The scale of the expense and the almost compulsory nature of the market are widely resented by partners. But they also realize bonuses play a huge role in associate morale, recruitment and retention. Most managing partners who spoke to the Law Journal about bonuses cited potential problems with associates in requesting anonymity. But this year they all also mentioned another interest group keeping a watchful eye on bonuses: clients.
“All of the firms that do a lot of work in the financial sector are being inundated with demands for discounts,” said the managing partner of one Lower Manhattan stalwart. “The general counsel of a major financial institution, when he or she reads about these bonuses, is not going to think well of them.”
Another firm leader agreed.
“I would not want to go into a fee negotiation with a major client having just announced a big bonus,” he said.
Even firms like Davis Polk & Wardwell and Sullivan & Cromwell that have been at the center of activity in the financial crisis have had more high-profile than high-value work of late, he noted.
The subject of bonuses appears to have been the subject of some conversation at the August gathering of managing partners hosted by the Citigroup Private Bank. One firm head said his impression from that meeting was there would probably be no special bonus this year but that normal year-end bonuses would be paid in amounts unchanged from last year.
Of course, firms that feel associate pay has gotten out of control could seize upon the economic downturn to try to eliminate bonuses altogether.
Year-end bonuses were not commonly a part of associate compensation until the dot-com boom of the late 1990s – coinciding with a wave of national expansion by heretofore regional firms – created massive retention problems for busy firms. When the dot-com boom ended in 2001, there was an expectation by some firms, notably Davis Polk, that the “boom-year” bonus would also die. But then an announcement by Cravath got the ball rolling again.
Though lower until recently than during the tech bubble, bonuses have become an entrenched expectation for a full generation of associates. For that reason, several managing partners said they did not expect a renewed effort to kill the bonus this year.
Of course, much will depend on what Cravath and Sullivan & Cromwell do. H. Rodgin Cohen, chairman of Sullivan & Cromwell, said the firm has not yet discussed the issue. Cravath did not respond to a request for comment.

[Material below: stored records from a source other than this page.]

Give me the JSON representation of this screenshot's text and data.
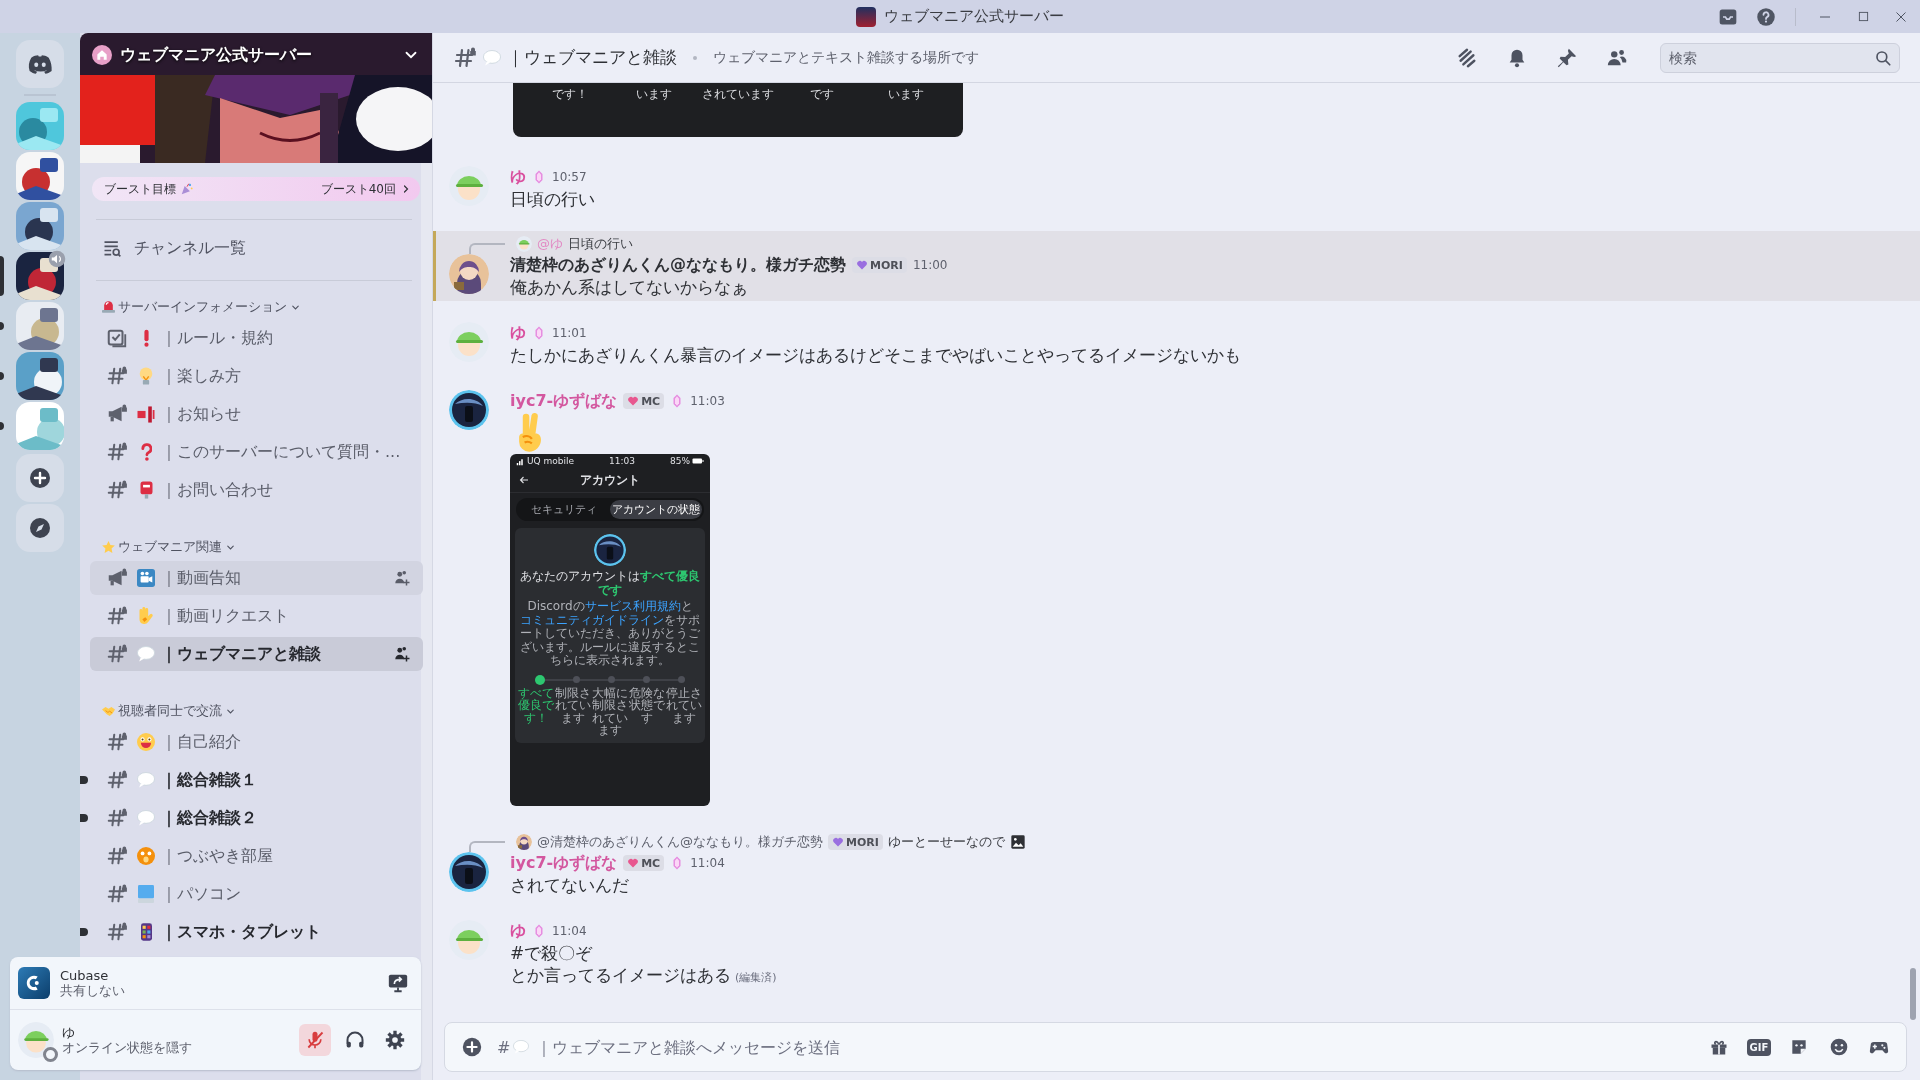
{
  "window": {
    "title": "ウェブマニア公式サーバー"
  },
  "servers": [
    {
      "kind": "home",
      "selected": false,
      "unread": false
    },
    {
      "kind": "server",
      "selected": false,
      "unread": false,
      "voice": false
    },
    {
      "kind": "server",
      "selected": false,
      "unread": false,
      "voice": false
    },
    {
      "kind": "server",
      "selected": false,
      "unread": false,
      "voice": false
    },
    {
      "kind": "server",
      "selected": true,
      "unread": false,
      "voice": true
    },
    {
      "kind": "server",
      "selected": false,
      "unread": true,
      "voice": false
    },
    {
      "kind": "server",
      "selected": false,
      "unread": true,
      "voice": false
    },
    {
      "kind": "server",
      "selected": false,
      "unread": true,
      "voice": false
    },
    {
      "kind": "add"
    },
    {
      "kind": "discover"
    }
  ],
  "sidebar": {
    "server_name": "ウェブマニア公式サーバー",
    "boost": {
      "label": "ブースト目標",
      "progress": "ブースト40回"
    },
    "browse_label": "チャンネル一覧",
    "categories": [
      {
        "name": "サーバーインフォメーション",
        "emoji": {
          "kind": "siren"
        },
        "channels": [
          {
            "kind": "rules",
            "emoji": {
              "kind": "exclamation"
            },
            "name": "｜ルール・規約",
            "selected": false,
            "highlighted": false,
            "unread": false,
            "invite": false
          },
          {
            "kind": "text",
            "emoji": {
              "kind": "bulb"
            },
            "name": "｜楽しみ方",
            "selected": false,
            "highlighted": false,
            "unread": false,
            "invite": false
          },
          {
            "kind": "announcement",
            "emoji": {
              "kind": "signal"
            },
            "name": "｜お知らせ",
            "selected": false,
            "highlighted": false,
            "unread": false,
            "invite": false
          },
          {
            "kind": "text",
            "emoji": {
              "kind": "question"
            },
            "name": "｜このサーバーについて質問・...",
            "selected": false,
            "highlighted": false,
            "unread": false,
            "invite": false
          },
          {
            "kind": "text",
            "emoji": {
              "kind": "postbox"
            },
            "name": "｜お問い合わせ",
            "selected": false,
            "highlighted": false,
            "unread": false,
            "invite": false
          }
        ]
      },
      {
        "name": "ウェブマニア関連",
        "emoji": {
          "kind": "star"
        },
        "channels": [
          {
            "kind": "announcement",
            "emoji": {
              "kind": "camera"
            },
            "name": "｜動画告知",
            "selected": false,
            "highlighted": true,
            "unread": false,
            "invite": true
          },
          {
            "kind": "text",
            "emoji": {
              "kind": "hand"
            },
            "name": "｜動画リクエスト",
            "selected": false,
            "highlighted": false,
            "unread": false,
            "invite": false
          },
          {
            "kind": "text",
            "emoji": {
              "kind": "speech"
            },
            "name": "｜ウェブマニアと雑談",
            "selected": true,
            "highlighted": false,
            "unread": false,
            "invite": true
          }
        ]
      },
      {
        "name": "視聴者同士で交流",
        "emoji": {
          "kind": "handshake"
        },
        "channels": [
          {
            "kind": "text",
            "emoji": {
              "kind": "grin"
            },
            "name": "｜自己紹介",
            "selected": false,
            "highlighted": false,
            "unread": false,
            "invite": false
          },
          {
            "kind": "text",
            "emoji": {
              "kind": "speech"
            },
            "name": "｜総合雑談１",
            "selected": false,
            "highlighted": false,
            "unread": true,
            "invite": false
          },
          {
            "kind": "text",
            "emoji": {
              "kind": "speech"
            },
            "name": "｜総合雑談２",
            "selected": false,
            "highlighted": false,
            "unread": true,
            "invite": false
          },
          {
            "kind": "text",
            "emoji": {
              "kind": "surprised"
            },
            "name": "｜つぶやき部屋",
            "selected": false,
            "highlighted": false,
            "unread": false,
            "invite": false
          },
          {
            "kind": "text",
            "emoji": {
              "kind": "computer"
            },
            "name": "｜パソコン",
            "selected": false,
            "highlighted": false,
            "unread": false,
            "invite": false
          },
          {
            "kind": "text",
            "emoji": {
              "kind": "phone"
            },
            "name": "｜スマホ・タブレット",
            "selected": false,
            "highlighted": false,
            "unread": true,
            "invite": false
          }
        ]
      }
    ]
  },
  "activity": {
    "app": "Cubase",
    "status": "共有しない"
  },
  "user": {
    "name": "ゆ",
    "status_text": "オンライン状態を隠す",
    "invisible": true,
    "muted": true,
    "deafened": false
  },
  "chat": {
    "channel": {
      "emoji": {
        "kind": "speech"
      },
      "name": "｜ウェブマニアと雑談",
      "topic": "ウェブマニアとテキスト雑談する場所です"
    },
    "search": {
      "placeholder": "検索"
    },
    "messages": [
      {
        "kind": "image-tail",
        "labels": [
          "です！",
          "います",
          "されています",
          "です",
          "います"
        ]
      },
      {
        "kind": "message",
        "avatar": {
          "kind": "cap"
        },
        "author": {
          "name": "ゆ",
          "color": "#d9509f"
        },
        "gem": true,
        "time": "10:57",
        "lines": [
          "日頃の行い"
        ],
        "highlighted": false
      },
      {
        "kind": "message",
        "avatar": {
          "kind": "purple"
        },
        "reply": {
          "avatar": {
            "kind": "cap"
          },
          "mention": "@ゆ",
          "color": "#e28ac4",
          "text": "日頃の行い"
        },
        "author": {
          "name": "清楚枠のあざりんくん@ななもり。様ガチ恋勢",
          "color": "#2e3035"
        },
        "role": {
          "name": "MORI",
          "color": "#9a6fe0"
        },
        "gem": false,
        "time": "11:00",
        "lines": [
          "俺あかん系はしてないからなぁ"
        ],
        "highlighted": true
      },
      {
        "kind": "message",
        "avatar": {
          "kind": "cap"
        },
        "author": {
          "name": "ゆ",
          "color": "#d9509f"
        },
        "gem": true,
        "time": "11:01",
        "lines": [
          "たしかにあざりんくん暴言のイメージはあるけどそこまでやばいことやってるイメージないかも"
        ],
        "highlighted": false
      },
      {
        "kind": "message",
        "avatar": {
          "kind": "dark"
        },
        "author": {
          "name": "iyc7-ゆずばな",
          "color": "#d3579f"
        },
        "role": {
          "name": "MC",
          "color": "#e8578f"
        },
        "gem": true,
        "time": "11:03",
        "big_emoji": {
          "kind": "peace"
        },
        "screenshot": {
          "carrier": "UQ mobile",
          "clock": "11:03",
          "battery": "85%",
          "title": "アカウント",
          "tabs": [
            {
              "label": "セキュリティ",
              "selected": false
            },
            {
              "label": "アカウントの状態",
              "selected": true
            }
          ],
          "headline": "あなたのアカウントは**すべて優良です**",
          "body": [
            {
              "kind": "text",
              "text": "Discordの"
            },
            {
              "kind": "link",
              "text": "サービス利用規約"
            },
            {
              "kind": "text",
              "text": "と"
            },
            {
              "kind": "link",
              "text": "コミュニティガイドライン"
            },
            {
              "kind": "text",
              "text": "をサポートしていただき、ありがとうございます。ルールに違反するとこちらに表示されます。"
            }
          ],
          "steps": [
            {
              "label": "すべて優良です！",
              "selected": true
            },
            {
              "label": "制限されています",
              "selected": false
            },
            {
              "label": "大幅に制限されています",
              "selected": false
            },
            {
              "label": "危険な状態です",
              "selected": false
            },
            {
              "label": "停止されています",
              "selected": false
            }
          ]
        },
        "highlighted": false
      },
      {
        "kind": "message",
        "avatar": {
          "kind": "dark"
        },
        "reply": {
          "avatar": {
            "kind": "purple"
          },
          "mention": "@清楚枠のあざりんくん@ななもり。様ガチ恋勢",
          "color": "#5c5f6b",
          "role": {
            "name": "MORI",
            "color": "#9a6fe0"
          },
          "text": "ゆーとーせーなので",
          "attachment": true
        },
        "author": {
          "name": "iyc7-ゆずばな",
          "color": "#d3579f"
        },
        "role": {
          "name": "MC",
          "color": "#e8578f"
        },
        "gem": true,
        "time": "11:04",
        "lines": [
          "されてないんだ"
        ],
        "highlighted": false
      },
      {
        "kind": "message",
        "avatar": {
          "kind": "cap"
        },
        "author": {
          "name": "ゆ",
          "color": "#d9509f"
        },
        "gem": true,
        "time": "11:04",
        "lines": [
          "#で殺〇ぞ",
          "とか言ってるイメージはある"
        ],
        "edited": "(編集済)",
        "highlighted": false
      }
    ],
    "composer": {
      "prefix": "#",
      "emoji": {
        "kind": "speech"
      },
      "placeholder": "｜ウェブマニアと雑談へメッセージを送信",
      "gif_label": "GIF"
    }
  }
}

“Oddly, we would be followers, but I’m against slashing bonuses,” said one New York firm chairman. “This economy is bad, no question, but it’s not catastrophic for us. It’s not a basis to cut associates’ pay, which is what getting rid of the bonus would amount to.”

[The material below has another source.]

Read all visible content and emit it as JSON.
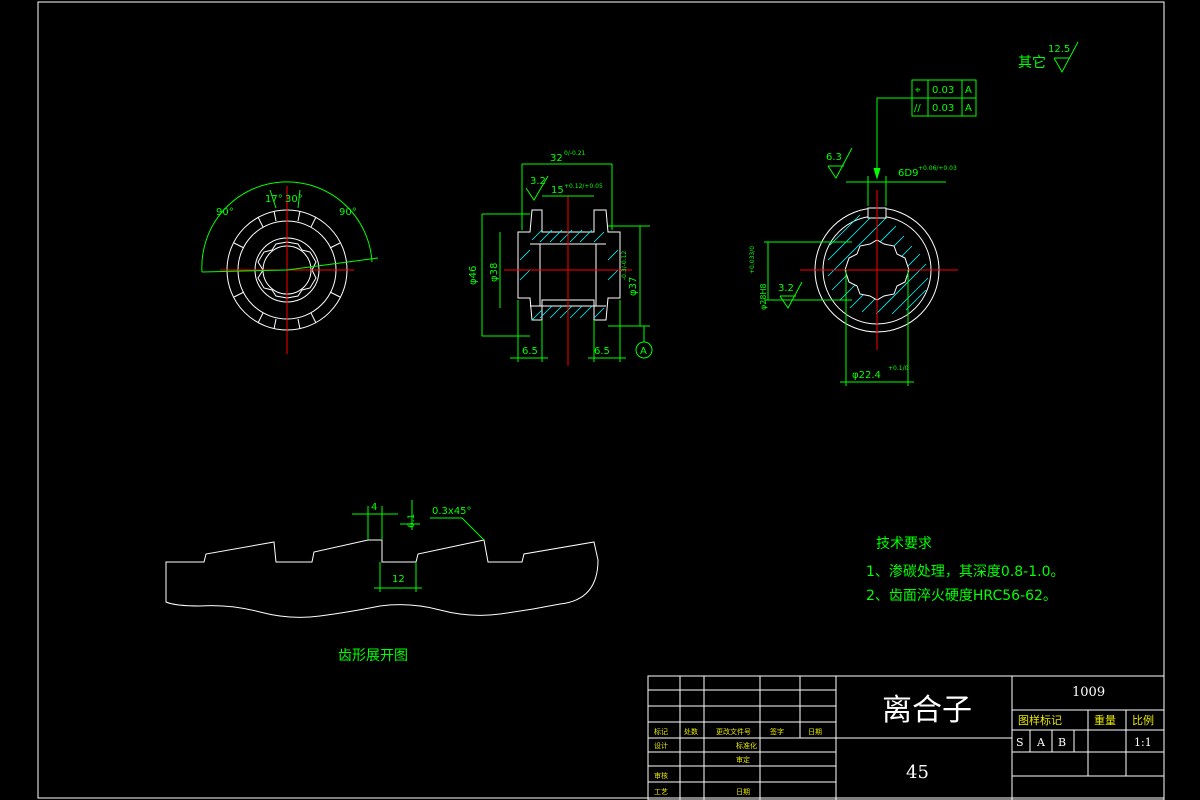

Decrease in Value
A number of firms have in the past regarded paying higher bonuses or salaries as a way to differentiate themselves in the marketplace, and past bonus seasons have seen firms attempt to one-up each other with incremental increases. But the swiftness with which competing firms typically match raises means the benefits of moving associate compensation benchmarks forward are usually fleeting.
“It doesn’t make a particle of sense,” the Lower Manhattan managing partner said of firms’ efforts to differentiate themselves through higher pay. He said firms that tried to do so this year would invite opprobrium from clients while gaining little reputational boost.
But Ralph Baxter, chairman of Orrick, Herrington & Sutcliffe, which announced last week it was laying off 40 associates and counsels, said the current economy would force many firms to rethink associate compensation, including whether they would go on matching the top New York firms.
Orrick already set its bonus structure earlier in the year, with maximum levels the same as last year, but Mr. Baxter said performance factors, including billable hours, will reduce the number of associates at the firm receiving a bonus this year.
Going forward, he said the current system was clearly “not sustainable” because it depends on being able to charge clients and work associates more and more. Firms’ inability to do so in the crisis economy they will face next year will force them to make major changes, he predicted.
“The market was set up assuming that every associate coming out of law school wanted to work 3,000 hours a year so he could make partner and work 3,000 hours a year for the next 20 years,” said Mr. Baxter. “Clearly, that’s not reality.”